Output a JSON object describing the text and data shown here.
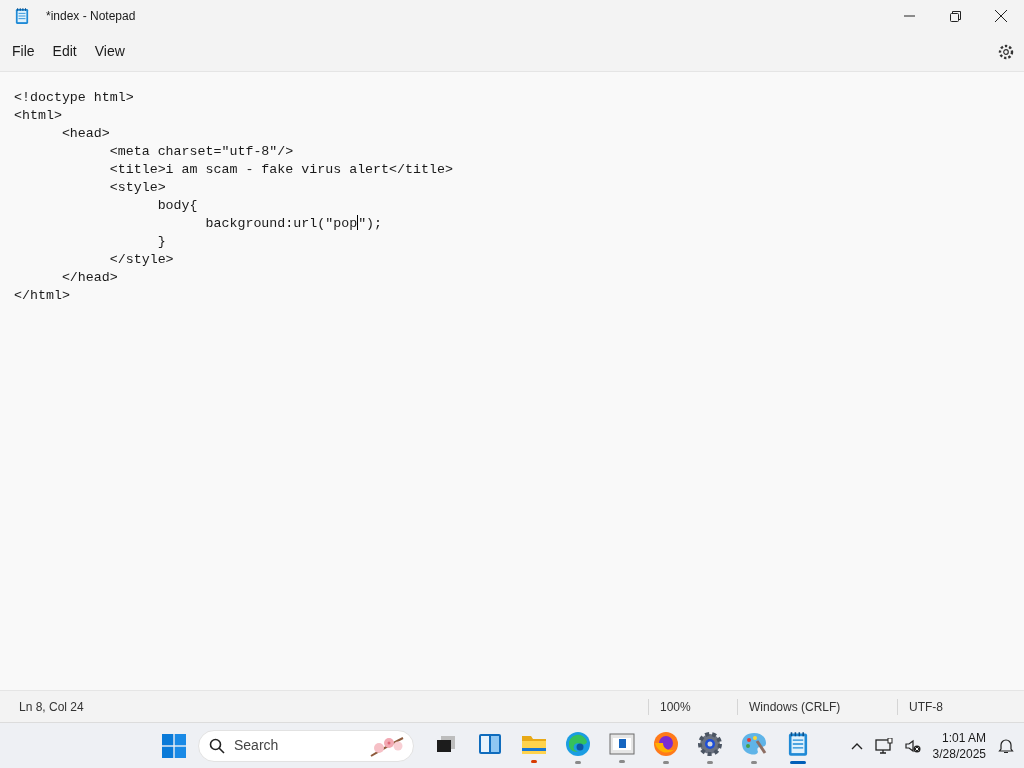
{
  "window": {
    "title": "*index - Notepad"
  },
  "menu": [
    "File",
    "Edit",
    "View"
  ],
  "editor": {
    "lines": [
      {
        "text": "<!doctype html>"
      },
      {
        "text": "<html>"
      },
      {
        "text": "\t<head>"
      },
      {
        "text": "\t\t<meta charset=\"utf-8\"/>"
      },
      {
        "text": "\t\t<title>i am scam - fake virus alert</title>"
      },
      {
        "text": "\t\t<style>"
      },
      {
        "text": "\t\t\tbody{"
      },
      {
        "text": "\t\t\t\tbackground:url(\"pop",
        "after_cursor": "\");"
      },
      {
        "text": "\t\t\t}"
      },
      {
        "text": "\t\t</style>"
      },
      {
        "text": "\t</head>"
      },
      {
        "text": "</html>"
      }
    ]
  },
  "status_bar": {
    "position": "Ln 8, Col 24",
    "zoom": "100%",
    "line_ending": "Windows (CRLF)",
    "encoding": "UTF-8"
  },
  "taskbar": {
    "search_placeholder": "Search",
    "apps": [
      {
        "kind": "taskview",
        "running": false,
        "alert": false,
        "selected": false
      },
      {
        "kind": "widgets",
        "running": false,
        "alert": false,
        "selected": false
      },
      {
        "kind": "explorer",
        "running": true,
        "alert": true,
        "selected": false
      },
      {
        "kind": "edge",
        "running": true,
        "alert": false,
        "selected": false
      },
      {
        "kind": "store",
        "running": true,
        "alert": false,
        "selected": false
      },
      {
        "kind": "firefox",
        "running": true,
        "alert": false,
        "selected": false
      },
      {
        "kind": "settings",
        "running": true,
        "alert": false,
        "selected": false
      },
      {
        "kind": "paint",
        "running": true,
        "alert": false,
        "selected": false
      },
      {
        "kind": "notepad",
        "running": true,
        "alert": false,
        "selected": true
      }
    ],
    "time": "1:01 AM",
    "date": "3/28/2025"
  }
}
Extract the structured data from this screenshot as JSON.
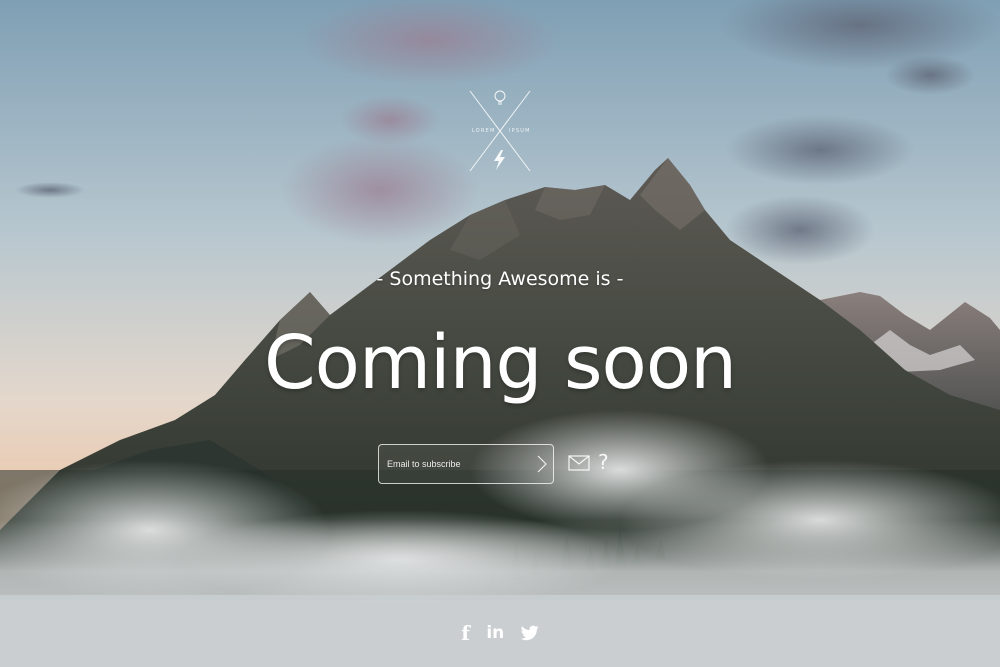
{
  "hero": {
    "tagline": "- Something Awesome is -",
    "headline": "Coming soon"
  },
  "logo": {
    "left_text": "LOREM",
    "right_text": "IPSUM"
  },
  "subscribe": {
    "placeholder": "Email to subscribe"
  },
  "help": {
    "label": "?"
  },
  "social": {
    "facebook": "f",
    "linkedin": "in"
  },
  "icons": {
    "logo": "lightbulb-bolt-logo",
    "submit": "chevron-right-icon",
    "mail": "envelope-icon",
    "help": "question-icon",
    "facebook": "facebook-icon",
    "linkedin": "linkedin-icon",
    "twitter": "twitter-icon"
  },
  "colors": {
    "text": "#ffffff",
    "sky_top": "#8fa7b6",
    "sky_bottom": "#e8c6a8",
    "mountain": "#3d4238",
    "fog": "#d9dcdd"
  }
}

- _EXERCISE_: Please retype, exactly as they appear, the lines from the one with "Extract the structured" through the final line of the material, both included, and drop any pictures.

- _YOUR RESPONSE_:
Extract the structured data from this screenshot as JSON.
{
  "hero": {
    "tagline": "- Something Awesome is -",
    "headline": "Coming soon"
  },
  "logo": {
    "left_text": "LOREM",
    "right_text": "IPSUM"
  },
  "subscribe": {
    "placeholder": "Email to subscribe"
  },
  "help": {
    "label": "?"
  },
  "social": {
    "facebook": "f",
    "linkedin": "in"
  },
  "icons": {
    "logo": "lightbulb-bolt-logo",
    "submit": "chevron-right-icon",
    "mail": "envelope-icon",
    "help": "question-icon",
    "facebook": "facebook-icon",
    "linkedin": "linkedin-icon",
    "twitter": "twitter-icon"
  },
  "colors": {
    "text": "#ffffff",
    "sky_top": "#8fa7b6",
    "sky_bottom": "#e8c6a8",
    "mountain": "#3d4238",
    "fog": "#d9dcdd"
  }
}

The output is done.